* Your assignment: Reproduce the whole of the records exactly, and make sure no picture is carried into the result.

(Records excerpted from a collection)

•••

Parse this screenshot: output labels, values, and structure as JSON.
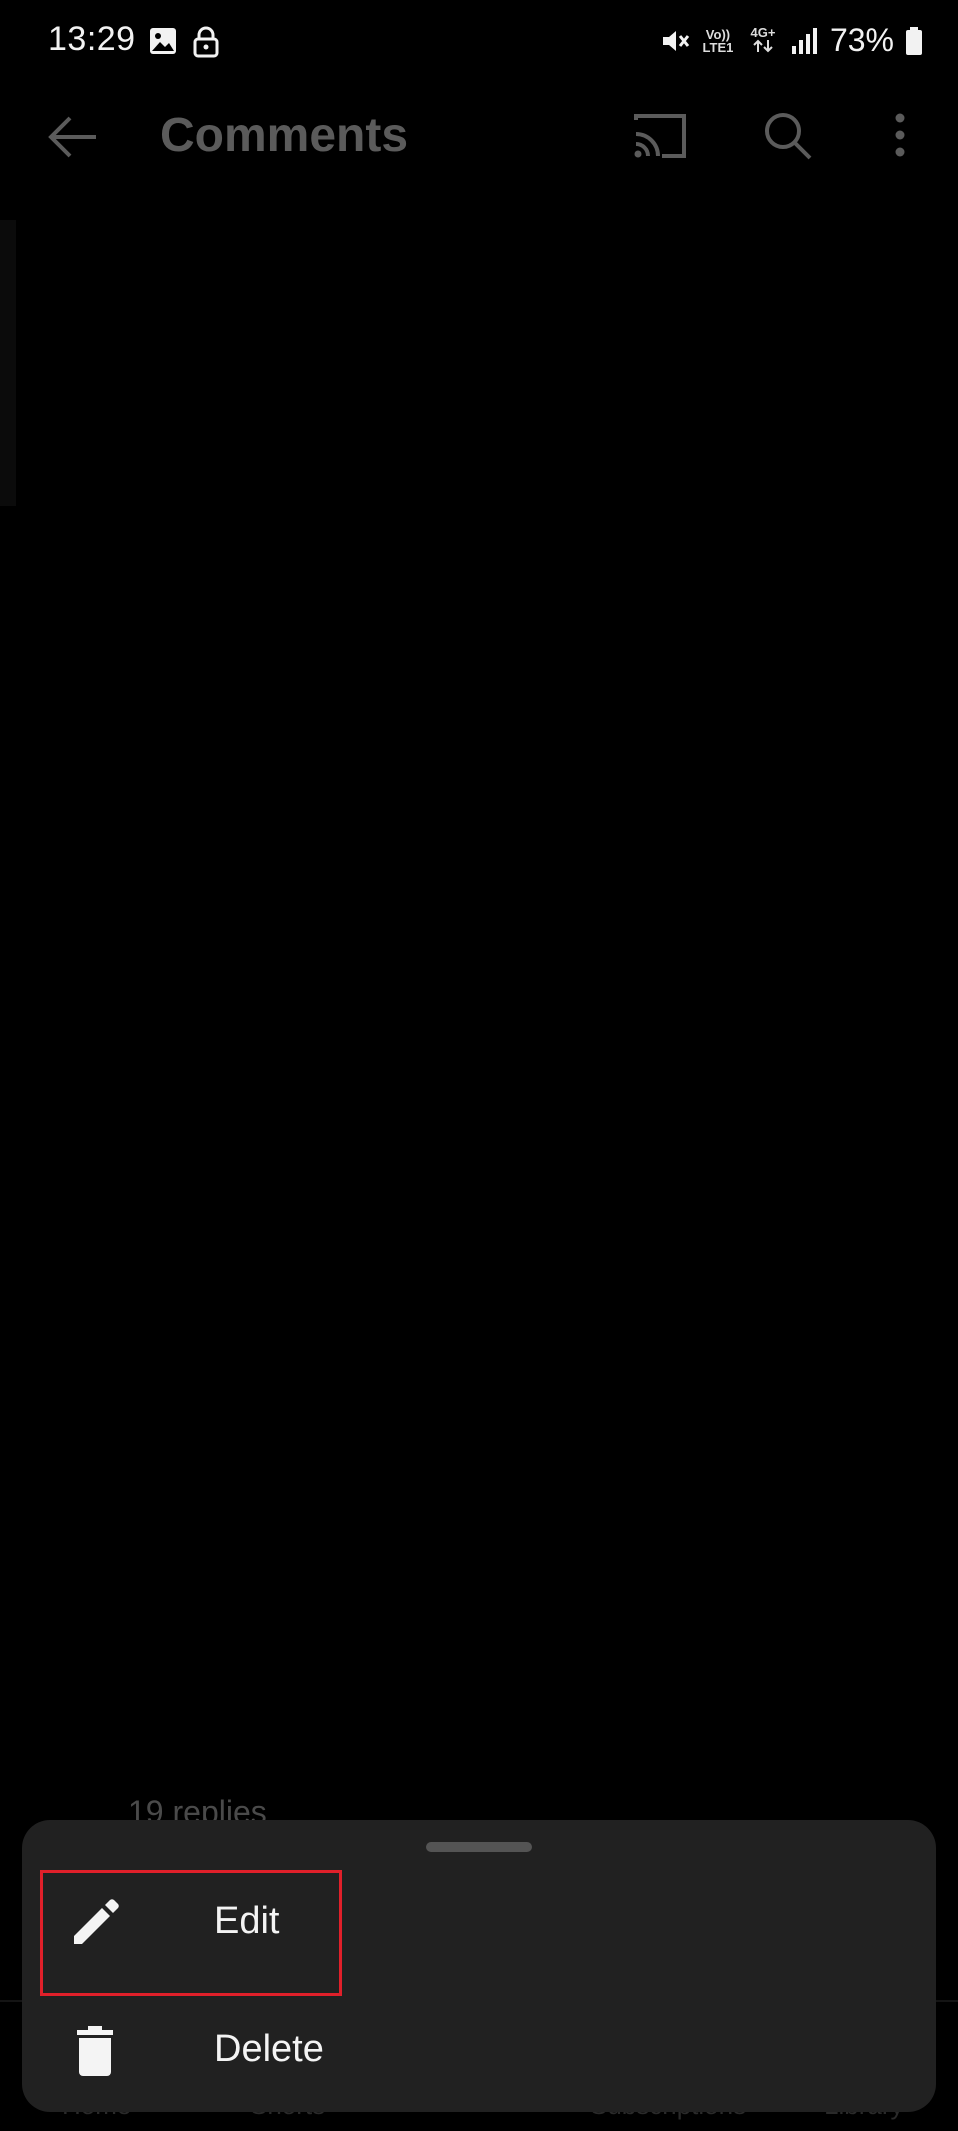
{
  "status_bar": {
    "time": "13:29",
    "volte": "Vo)) LTE1",
    "network": "4G+",
    "battery": "73%"
  },
  "app_bar": {
    "title": "Comments"
  },
  "background": {
    "replies_text": "19 replies",
    "nav_labels": [
      "Home",
      "Shorts",
      "Subscriptions",
      "Library"
    ]
  },
  "menu": {
    "items": [
      {
        "label": "Edit",
        "icon": "pencil-icon"
      },
      {
        "label": "Delete",
        "icon": "trash-icon"
      }
    ],
    "highlight_color": "#e0202a"
  },
  "colors": {
    "background": "#000000",
    "sheet": "#212121",
    "title": "#5b5b5b"
  }
}
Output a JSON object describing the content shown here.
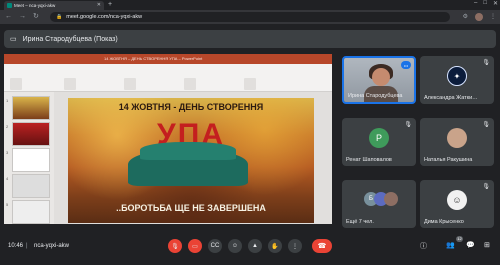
{
  "browser": {
    "tab_title": "Meet – nca-yqxi-akw",
    "new_tab_icon": "+",
    "url": "meet.google.com/nca-yqxi-akw",
    "window_controls": [
      "–",
      "□",
      "✕"
    ]
  },
  "presenting": {
    "label": "Ирина Стародубцева (Показ)"
  },
  "powerpoint": {
    "title": "14 ЖОВТНЯ – ДЕНЬ СТВОРЕННЯ УПА – PowerPoint",
    "thumbnails": [
      "1",
      "2",
      "3",
      "4",
      "5"
    ]
  },
  "slide": {
    "line1": "14 ЖОВТНЯ - ДЕНЬ СТВОРЕННЯ",
    "line2": "УПА",
    "line3": "..БОРОТЬБА ЩЕ НЕ ЗАВЕРШЕНА"
  },
  "participants": [
    {
      "name": "Ирина Стародубцева",
      "badge": "•••"
    },
    {
      "name": "Александра Жатки…"
    },
    {
      "name": "Ренат Шаповалов",
      "initial": "Р"
    },
    {
      "name": "Наталья Ракушина"
    },
    {
      "name": "Ещё 7 чел.",
      "initial": "Б"
    },
    {
      "name": "Дима Крысенко"
    }
  ],
  "bottom": {
    "time": "10:46",
    "meeting_code": "nca-yqxi-akw",
    "participant_count": "12"
  },
  "colors": {
    "accent": "#1a73e8",
    "end_call": "#ea4335",
    "ppt": "#b7472a",
    "avatar_green": "#3f9b5b"
  }
}
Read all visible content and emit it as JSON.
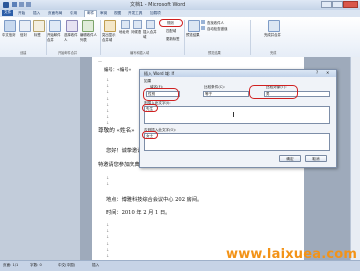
{
  "window": {
    "title": "文档1 - Microsoft Word"
  },
  "tabs": [
    "文件",
    "开始",
    "插入",
    "页面布局",
    "引用",
    "邮件",
    "审阅",
    "视图",
    "开发工具",
    "加载项"
  ],
  "ribbon": {
    "buttons": [
      "中文信封",
      "信封",
      "标签",
      "开始邮件合并",
      "选择收件人",
      "编辑收件人列表",
      "突出显示合并域",
      "地址块",
      "问候语",
      "插入合并域",
      "规则",
      "匹配域",
      "更新标签",
      "预览结果",
      "查找收件人",
      "自动检查错误",
      "完成并合并"
    ],
    "groups": [
      "创建",
      "开始邮件合并",
      "编写和插入域",
      "预览结果",
      "完成"
    ]
  },
  "document": {
    "line1": "编号：«编号»",
    "line2": "尊敬的 «姓名»",
    "line3": "您好！诚挚邀请您参加",
    "line4": "特邀请您参加庆典",
    "line5": "地点：博雅科技综合会议中心 202 房间。",
    "line6": "时间：2010 年 2 月 1 日。"
  },
  "dialog": {
    "title": "插入 Word 域: If",
    "section": "如果",
    "field_name_label": "域名(F):",
    "field_name_value": "性别",
    "comparison_label": "比较条件(C):",
    "comparison_value": "等于",
    "compare_to_label": "比较对象(T):",
    "compare_to_value": "男",
    "insert_text_label": "则插入此文字(I):",
    "insert_text_value": "先生",
    "else_text_label": "否则插入此文字(O):",
    "else_text_value": "女士",
    "ok": "确定",
    "cancel": "取消"
  },
  "status": {
    "page": "页面: 1/1",
    "words": "字数: 0",
    "lang": "中文(中国)",
    "mode": "插入"
  },
  "watermark": "www.laixuea.com"
}
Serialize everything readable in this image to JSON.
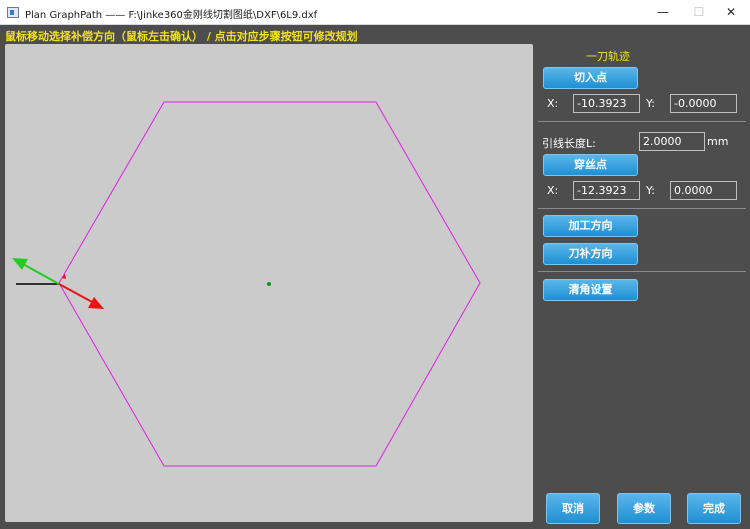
{
  "window": {
    "title": "Plan GraphPath —— F:\\Jinke360金刚线切割图纸\\DXF\\6L9.dxf",
    "minimize": "—",
    "maximize": "☐",
    "close": "✕"
  },
  "hint": "鼠标移动选择补偿方向（鼠标左击确认） / 点击对应步骤按钮可修改规划",
  "panel": {
    "section_title": "一刀轨迹",
    "cut_in_button": "切入点",
    "cut_in_x_label": "X:",
    "cut_in_x": "-10.3923",
    "cut_in_y_label": "Y:",
    "cut_in_y": "-0.0000",
    "lead_length_label": "引线长度L:",
    "lead_length": "2.0000",
    "lead_length_unit": "mm",
    "thread_button": "穿丝点",
    "thread_x_label": "X:",
    "thread_x": "-12.3923",
    "thread_y_label": "Y:",
    "thread_y": "0.0000",
    "direction_button": "加工方向",
    "compensation_button": "刀补方向",
    "corner_button": "清角设置"
  },
  "footer": {
    "cancel": "取消",
    "params": "参数",
    "finish": "完成"
  },
  "colors": {
    "hexagon": "#e020e0",
    "arrow_green": "#22cc22",
    "arrow_red": "#ee1111",
    "hint_yellow": "#f2e21c",
    "button_blue": "#2a9ad9"
  }
}
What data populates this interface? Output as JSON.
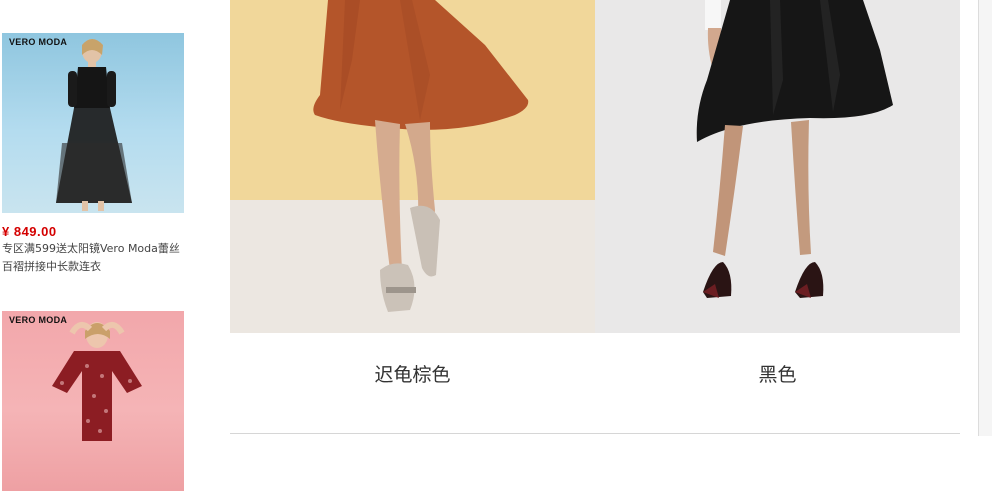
{
  "sidebar": {
    "products": [
      {
        "brand": "VERO MODA",
        "price": "¥ 849.00",
        "desc": "专区满599送太阳镜Vero Moda蕾丝百褶拼接中长款连衣"
      },
      {
        "brand": "VERO MODA"
      }
    ]
  },
  "main": {
    "variants": [
      {
        "label": "迟龟棕色",
        "image": "rust-skirt-photo"
      },
      {
        "label": "黑色",
        "image": "black-skirt-photo"
      }
    ]
  },
  "colors": {
    "price": "#d40000",
    "rust": "#b4552a",
    "black_skirt": "#161616",
    "beige_wall": "#f1d79a",
    "floor": "#ece7e1",
    "grey_wall": "#e9e8e8"
  }
}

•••

* Response below:
Parse this screenshot: output labels, values, and structure as JSON.
{
  "status_bar": {
    "time": "13:29",
    "volte": "Vo)) LTE1",
    "network": "4G+",
    "battery": "73%"
  },
  "app_bar": {
    "title": "Comments"
  },
  "background": {
    "replies_text": "19 replies",
    "nav_labels": [
      "Home",
      "Shorts",
      "Subscriptions",
      "Library"
    ]
  },
  "menu": {
    "items": [
      {
        "label": "Edit",
        "icon": "pencil-icon"
      },
      {
        "label": "Delete",
        "icon": "trash-icon"
      }
    ],
    "highlight_color": "#e0202a"
  },
  "colors": {
    "background": "#000000",
    "sheet": "#212121",
    "title": "#5b5b5b"
  }
}
Output a JSON object describing the content shown here.
{
  "browser": {
    "tab_title": "Meet – nca-yqxi-akw",
    "new_tab_icon": "+",
    "url": "meet.google.com/nca-yqxi-akw",
    "window_controls": [
      "–",
      "□",
      "✕"
    ]
  },
  "presenting": {
    "label": "Ирина Стародубцева (Показ)"
  },
  "powerpoint": {
    "title": "14 ЖОВТНЯ – ДЕНЬ СТВОРЕННЯ УПА – PowerPoint",
    "thumbnails": [
      "1",
      "2",
      "3",
      "4",
      "5"
    ]
  },
  "slide": {
    "line1": "14 ЖОВТНЯ - ДЕНЬ СТВОРЕННЯ",
    "line2": "УПА",
    "line3": "..БОРОТЬБА ЩЕ НЕ ЗАВЕРШЕНА"
  },
  "participants": [
    {
      "name": "Ирина Стародубцева",
      "badge": "•••"
    },
    {
      "name": "Александра Жатки…"
    },
    {
      "name": "Ренат Шаповалов",
      "initial": "Р"
    },
    {
      "name": "Наталья Ракушина"
    },
    {
      "name": "Ещё 7 чел.",
      "initial": "Б"
    },
    {
      "name": "Дима Крысенко"
    }
  ],
  "bottom": {
    "time": "10:46",
    "meeting_code": "nca-yqxi-akw",
    "participant_count": "12"
  },
  "colors": {
    "accent": "#1a73e8",
    "end_call": "#ea4335",
    "ppt": "#b7472a",
    "avatar_green": "#3f9b5b"
  }
}
Read all visible content and emit it as JSON.
{
  "window": {
    "title": "文档1 - Microsoft Word"
  },
  "tabs": [
    "文件",
    "开始",
    "插入",
    "页面布局",
    "引用",
    "邮件",
    "审阅",
    "视图",
    "开发工具",
    "加载项"
  ],
  "ribbon": {
    "buttons": [
      "中文信封",
      "信封",
      "标签",
      "开始邮件合并",
      "选择收件人",
      "编辑收件人列表",
      "突出显示合并域",
      "地址块",
      "问候语",
      "插入合并域",
      "规则",
      "匹配域",
      "更新标签",
      "预览结果",
      "查找收件人",
      "自动检查错误",
      "完成并合并"
    ],
    "groups": [
      "创建",
      "开始邮件合并",
      "编写和插入域",
      "预览结果",
      "完成"
    ]
  },
  "document": {
    "line1": "编号：«编号»",
    "line2": "尊敬的 «姓名»",
    "line3": "您好！诚挚邀请您参加",
    "line4": "特邀请您参加庆典",
    "line5": "地点：博雅科技综合会议中心 202 房间。",
    "line6": "时间：2010 年 2 月 1 日。"
  },
  "dialog": {
    "title": "插入 Word 域: If",
    "section": "如果",
    "field_name_label": "域名(F):",
    "field_name_value": "性别",
    "comparison_label": "比较条件(C):",
    "comparison_value": "等于",
    "compare_to_label": "比较对象(T):",
    "compare_to_value": "男",
    "insert_text_label": "则插入此文字(I):",
    "insert_text_value": "先生",
    "else_text_label": "否则插入此文字(O):",
    "else_text_value": "女士",
    "ok": "确定",
    "cancel": "取消"
  },
  "status": {
    "page": "页面: 1/1",
    "words": "字数: 0",
    "lang": "中文(中国)",
    "mode": "插入"
  },
  "watermark": "www.laixuea.com"
}
Serialize everything readable in this image to JSON.
{
  "window": {
    "title": "Plan GraphPath —— F:\\Jinke360金刚线切割图纸\\DXF\\6L9.dxf",
    "minimize": "—",
    "maximize": "☐",
    "close": "✕"
  },
  "hint": "鼠标移动选择补偿方向（鼠标左击确认） / 点击对应步骤按钮可修改规划",
  "panel": {
    "section_title": "一刀轨迹",
    "cut_in_button": "切入点",
    "cut_in_x_label": "X:",
    "cut_in_x": "-10.3923",
    "cut_in_y_label": "Y:",
    "cut_in_y": "-0.0000",
    "lead_length_label": "引线长度L:",
    "lead_length": "2.0000",
    "lead_length_unit": "mm",
    "thread_button": "穿丝点",
    "thread_x_label": "X:",
    "thread_x": "-12.3923",
    "thread_y_label": "Y:",
    "thread_y": "0.0000",
    "direction_button": "加工方向",
    "compensation_button": "刀补方向",
    "corner_button": "清角设置"
  },
  "footer": {
    "cancel": "取消",
    "params": "参数",
    "finish": "完成"
  },
  "colors": {
    "hexagon": "#e020e0",
    "arrow_green": "#22cc22",
    "arrow_red": "#ee1111",
    "hint_yellow": "#f2e21c",
    "button_blue": "#2a9ad9"
  }
}
What data populates this interface? Output as JSON.
{
  "sidebar": {
    "products": [
      {
        "brand": "VERO MODA",
        "price": "¥ 849.00",
        "desc": "专区满599送太阳镜Vero Moda蕾丝百褶拼接中长款连衣"
      },
      {
        "brand": "VERO MODA"
      }
    ]
  },
  "main": {
    "variants": [
      {
        "label": "迟龟棕色",
        "image": "rust-skirt-photo"
      },
      {
        "label": "黑色",
        "image": "black-skirt-photo"
      }
    ]
  },
  "colors": {
    "price": "#d40000",
    "rust": "#b4552a",
    "black_skirt": "#161616",
    "beige_wall": "#f1d79a",
    "floor": "#ece7e1",
    "grey_wall": "#e9e8e8"
  }
}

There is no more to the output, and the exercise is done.